## Exercise goal
Collect every line of the records below that contains the word "header".

## Provided records
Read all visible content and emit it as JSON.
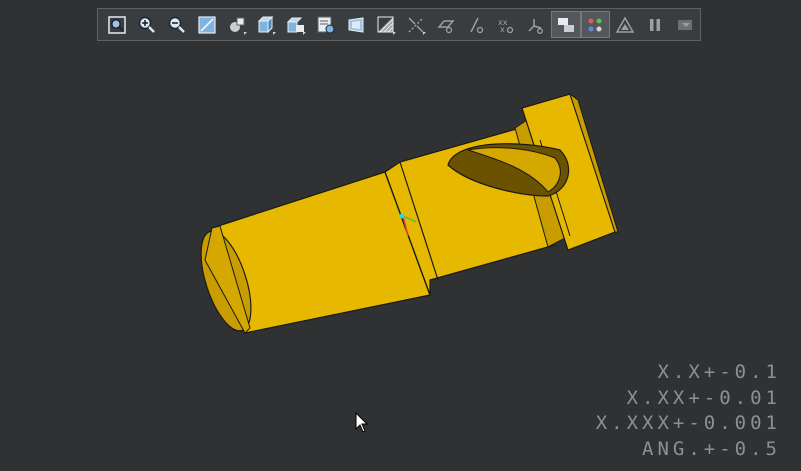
{
  "toolbar": {
    "buttons": [
      {
        "icon": "refit-icon",
        "active": false
      },
      {
        "icon": "zoom-in-icon",
        "active": false
      },
      {
        "icon": "zoom-out-icon",
        "active": false
      },
      {
        "icon": "repaint-icon",
        "active": false
      },
      {
        "icon": "orient-icon",
        "active": false,
        "submenu": true
      },
      {
        "icon": "display-style-icon",
        "active": false,
        "submenu": true
      },
      {
        "icon": "saved-views-icon",
        "active": false,
        "submenu": true
      },
      {
        "icon": "view-manager-icon",
        "active": false
      },
      {
        "icon": "perspective-icon",
        "active": false
      },
      {
        "icon": "section-icon",
        "active": false,
        "submenu": true
      },
      {
        "icon": "datum-display-icon",
        "active": false,
        "submenu": true
      },
      {
        "icon": "plane-display-icon",
        "active": false
      },
      {
        "icon": "axis-display-icon",
        "active": false
      },
      {
        "icon": "point-display-icon",
        "active": false
      },
      {
        "icon": "csys-display-icon",
        "active": false
      },
      {
        "icon": "annotation-display-icon",
        "active": true
      },
      {
        "icon": "spin-center-icon",
        "active": true
      },
      {
        "icon": "appearance-icon",
        "active": false
      },
      {
        "icon": "pause-icon",
        "active": false
      },
      {
        "icon": "animation-icon",
        "active": false
      }
    ]
  },
  "tolerance": {
    "line1": "X.X+-0.1",
    "line2": "X.XX+-0.01",
    "line3": "X.XXX+-0.001",
    "line4": "ANG.+-0.5"
  },
  "colors": {
    "background": "#2f3133",
    "part": "#e6b800",
    "part_shadow": "#b78f00"
  }
}
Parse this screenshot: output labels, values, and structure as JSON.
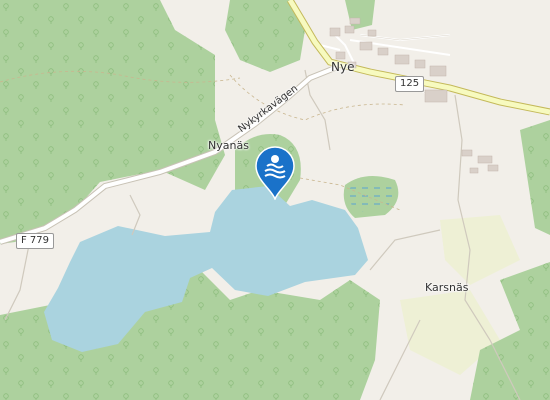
{
  "map": {
    "labels": {
      "town": "Nye",
      "village_1": "Nyanäs",
      "village_2": "Karsnäs",
      "street": "Nykyrkavägen"
    },
    "road_shields": {
      "road_125": "125",
      "road_f779": "F 779"
    },
    "marker": {
      "icon": "swimming-icon",
      "color": "#1a72c9"
    },
    "colors": {
      "land": "#f2efe9",
      "forest": "#add19e",
      "water": "#aad3df",
      "main_road": "#f7fabf"
    }
  }
}
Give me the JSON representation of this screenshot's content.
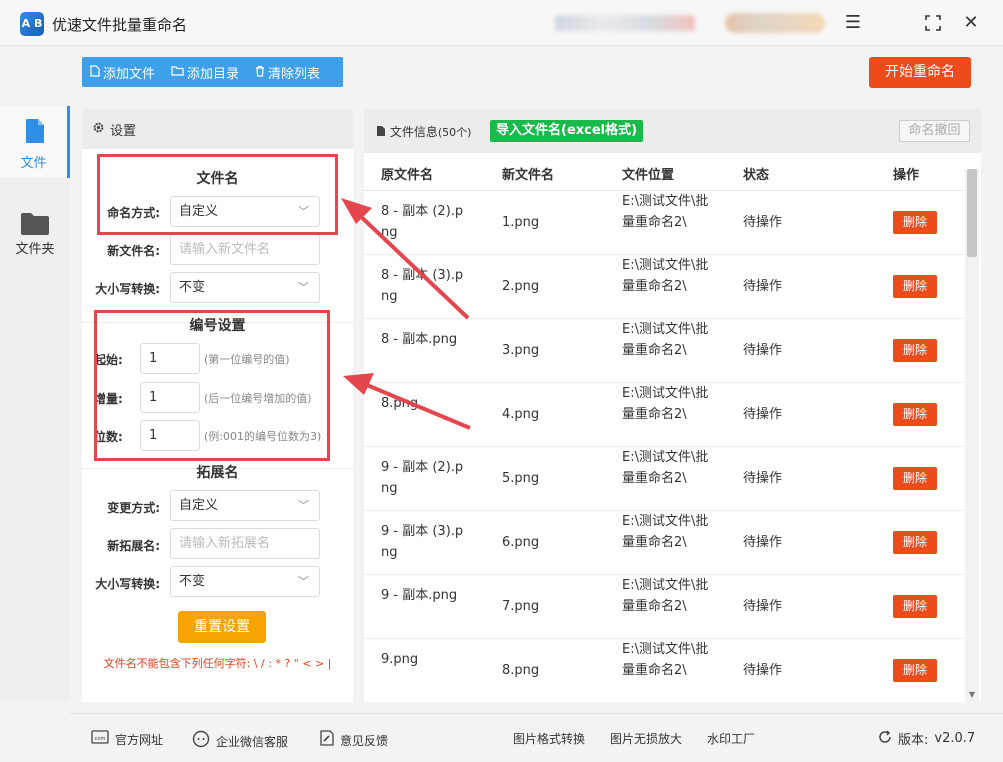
{
  "app": {
    "title": "优速文件批量重命名",
    "logo_text": "A B"
  },
  "toolbar": {
    "add_file": "添加文件",
    "add_folder": "添加目录",
    "clear_list": "清除列表",
    "start": "开始重命名"
  },
  "nav": [
    {
      "label": "文件",
      "icon": "file-icon",
      "active": true
    },
    {
      "label": "文件夹",
      "icon": "folder-icon",
      "active": false
    }
  ],
  "settings": {
    "header": "设置",
    "filename": {
      "title": "文件名",
      "mode_label": "命名方式:",
      "mode_value": "自定义",
      "newname_label": "新文件名:",
      "newname_placeholder": "请输入新文件名",
      "case_label": "大小写转换:",
      "case_value": "不变"
    },
    "numbering": {
      "title": "编号设置",
      "start_label": "起始:",
      "start_value": "1",
      "start_hint": "(第一位编号的值)",
      "step_label": "增量:",
      "step_value": "1",
      "step_hint": "(后一位编号增加的值)",
      "digits_label": "位数:",
      "digits_value": "1",
      "digits_hint": "(例:001的编号位数为3)"
    },
    "extension": {
      "title": "拓展名",
      "mode_label": "变更方式:",
      "mode_value": "自定义",
      "newext_label": "新拓展名:",
      "newext_placeholder": "请输入新拓展名",
      "case_label": "大小写转换:",
      "case_value": "不变"
    },
    "reset": "重置设置",
    "warning": "文件名不能包含下列任何字符: \\ / : * ? \" < > |"
  },
  "files": {
    "info": "文件信息",
    "count": "(50个)",
    "import": "导入文件名(excel格式)",
    "undo": "命名撤回",
    "columns": [
      "原文件名",
      "新文件名",
      "文件位置",
      "状态",
      "操作"
    ],
    "rows": [
      {
        "orig": "8 - 副本 (2).png",
        "new": "1.png",
        "path": "E:\\测试文件\\批量重命名2\\",
        "status": "待操作",
        "action": "删除"
      },
      {
        "orig": "8 - 副本 (3).png",
        "new": "2.png",
        "path": "E:\\测试文件\\批量重命名2\\",
        "status": "待操作",
        "action": "删除"
      },
      {
        "orig": "8 - 副本.png",
        "new": "3.png",
        "path": "E:\\测试文件\\批量重命名2\\",
        "status": "待操作",
        "action": "删除"
      },
      {
        "orig": "8.png",
        "new": "4.png",
        "path": "E:\\测试文件\\批量重命名2\\",
        "status": "待操作",
        "action": "删除"
      },
      {
        "orig": "9 - 副本 (2).png",
        "new": "5.png",
        "path": "E:\\测试文件\\批量重命名2\\",
        "status": "待操作",
        "action": "删除"
      },
      {
        "orig": "9 - 副本 (3).png",
        "new": "6.png",
        "path": "E:\\测试文件\\批量重命名2\\",
        "status": "待操作",
        "action": "删除"
      },
      {
        "orig": "9 - 副本.png",
        "new": "7.png",
        "path": "E:\\测试文件\\批量重命名2\\",
        "status": "待操作",
        "action": "删除"
      },
      {
        "orig": "9.png",
        "new": "8.png",
        "path": "E:\\测试文件\\批量重命名2\\",
        "status": "待操作",
        "action": "删除"
      }
    ]
  },
  "footer": {
    "website": "官方网址",
    "wechat": "企业微信客服",
    "feedback": "意见反馈",
    "img_convert": "图片格式转换",
    "img_enlarge": "图片无损放大",
    "watermark": "水印工厂",
    "version_label": "版本:",
    "version": "v2.0.7"
  },
  "colors": {
    "accent": "#3ea0e8",
    "start": "#ee4b1c",
    "import": "#19b94b",
    "reset": "#f7a400",
    "highlight": "#e5464e"
  }
}
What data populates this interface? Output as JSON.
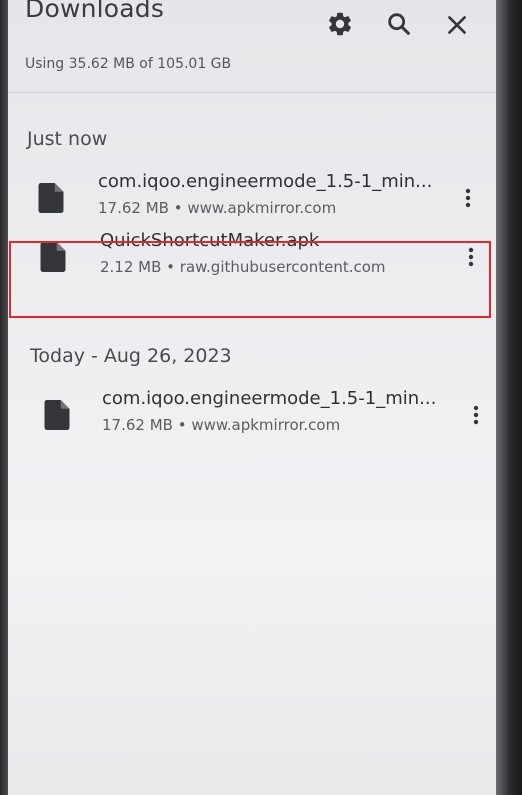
{
  "header": {
    "title": "Downloads",
    "storage_text": "Using 35.62 MB of 105.01 GB",
    "icons": [
      "gear-icon",
      "search-icon",
      "close-icon"
    ]
  },
  "sections": [
    {
      "header": "Just now",
      "items": [
        {
          "name": "com.iqoo.engineermode_1.5-1_min...",
          "meta": "17.62 MB • www.apkmirror.com",
          "icon": "file-icon"
        },
        {
          "name": "QuickShortcutMaker.apk",
          "meta": "2.12 MB • raw.githubusercontent.com",
          "icon": "file-icon",
          "highlighted": true,
          "highlight_color": "#e5262c"
        }
      ]
    },
    {
      "header": "Today - Aug 26, 2023",
      "items": [
        {
          "name": "com.iqoo.engineermode_1.5-1_min...",
          "meta": "17.62 MB • www.apkmirror.com",
          "icon": "file-icon"
        }
      ]
    }
  ],
  "colors": {
    "highlight": "#e5262c",
    "icon": "#35363c",
    "text_primary": "#2f3035"
  }
}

## Solution to this exercise
    "header": "设置",
  "header": {
      "header": "Just now",
      "header": "Today - Aug 26, 2023",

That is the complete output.